#### Required action
The full set of entries below is to be returned unchanged.

#### Data records
▼
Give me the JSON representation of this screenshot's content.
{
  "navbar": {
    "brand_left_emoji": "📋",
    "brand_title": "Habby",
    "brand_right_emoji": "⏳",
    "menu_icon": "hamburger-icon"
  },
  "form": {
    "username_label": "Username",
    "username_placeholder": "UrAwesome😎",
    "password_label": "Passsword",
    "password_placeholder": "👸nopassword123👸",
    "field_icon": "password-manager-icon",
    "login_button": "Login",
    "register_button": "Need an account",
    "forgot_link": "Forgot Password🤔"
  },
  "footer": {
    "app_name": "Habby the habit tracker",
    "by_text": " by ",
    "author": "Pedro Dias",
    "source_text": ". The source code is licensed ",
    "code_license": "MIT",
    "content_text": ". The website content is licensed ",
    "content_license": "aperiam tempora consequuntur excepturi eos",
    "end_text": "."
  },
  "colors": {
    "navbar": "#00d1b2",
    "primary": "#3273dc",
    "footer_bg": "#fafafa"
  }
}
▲
#### Finished exercise
Give me the JSON representation of this screenshot's content.
{
  "navbar": {
    "brand_left_emoji": "📋",
    "brand_title": "Habby",
    "brand_right_emoji": "⏳",
    "menu_icon": "hamburger-icon"
  },
  "form": {
    "username_label": "Username",
    "username_placeholder": "UrAwesome😎",
    "password_label": "Passsword",
    "password_placeholder": "👸nopassword123👸",
    "field_icon": "password-manager-icon",
    "login_button": "Login",
    "register_button": "Need an account",
    "forgot_link": "Forgot Password🤔"
  },
  "footer": {
    "app_name": "Habby the habit tracker",
    "by_text": " by ",
    "author": "Pedro Dias",
    "source_text": ". The source code is licensed ",
    "code_license": "MIT",
    "content_text": ". The website content is licensed ",
    "content_license": "aperiam tempora consequuntur excepturi eos",
    "end_text": "."
  },
  "colors": {
    "navbar": "#00d1b2",
    "primary": "#3273dc",
    "footer_bg": "#fafafa"
  }
}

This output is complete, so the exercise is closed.